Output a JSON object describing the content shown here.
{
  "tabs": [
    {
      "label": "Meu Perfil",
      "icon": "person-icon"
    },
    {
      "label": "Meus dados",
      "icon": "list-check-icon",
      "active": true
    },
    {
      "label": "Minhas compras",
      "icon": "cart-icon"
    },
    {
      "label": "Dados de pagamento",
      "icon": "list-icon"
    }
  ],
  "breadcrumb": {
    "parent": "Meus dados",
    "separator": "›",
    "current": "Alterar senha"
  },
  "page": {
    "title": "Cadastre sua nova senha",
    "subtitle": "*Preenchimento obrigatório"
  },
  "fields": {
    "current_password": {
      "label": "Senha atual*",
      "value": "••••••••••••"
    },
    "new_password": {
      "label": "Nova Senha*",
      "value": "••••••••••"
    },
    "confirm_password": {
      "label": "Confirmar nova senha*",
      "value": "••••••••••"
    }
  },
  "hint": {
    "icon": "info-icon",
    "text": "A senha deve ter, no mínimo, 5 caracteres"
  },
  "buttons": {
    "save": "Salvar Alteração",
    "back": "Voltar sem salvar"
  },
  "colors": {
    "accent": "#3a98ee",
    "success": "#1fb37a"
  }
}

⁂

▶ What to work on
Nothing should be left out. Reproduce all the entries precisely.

▶ Task output
Output a JSON object describing the content shown here.
{
  "tabs": [
    {
      "label": "Meu Perfil",
      "icon": "person-icon"
    },
    {
      "label": "Meus dados",
      "icon": "list-check-icon",
      "active": true
    },
    {
      "label": "Minhas compras",
      "icon": "cart-icon"
    },
    {
      "label": "Dados de pagamento",
      "icon": "list-icon"
    }
  ],
  "breadcrumb": {
    "parent": "Meus dados",
    "separator": "›",
    "current": "Alterar senha"
  },
  "page": {
    "title": "Cadastre sua nova senha",
    "subtitle": "*Preenchimento obrigatório"
  },
  "fields": {
    "current_password": {
      "label": "Senha atual*",
      "value": "••••••••••••"
    },
    "new_password": {
      "label": "Nova Senha*",
      "value": "••••••••••"
    },
    "confirm_password": {
      "label": "Confirmar nova senha*",
      "value": "••••••••••"
    }
  },
  "hint": {
    "icon": "info-icon",
    "text": "A senha deve ter, no mínimo, 5 caracteres"
  },
  "buttons": {
    "save": "Salvar Alteração",
    "back": "Voltar sem salvar"
  },
  "colors": {
    "accent": "#3a98ee",
    "success": "#1fb37a"
  }
}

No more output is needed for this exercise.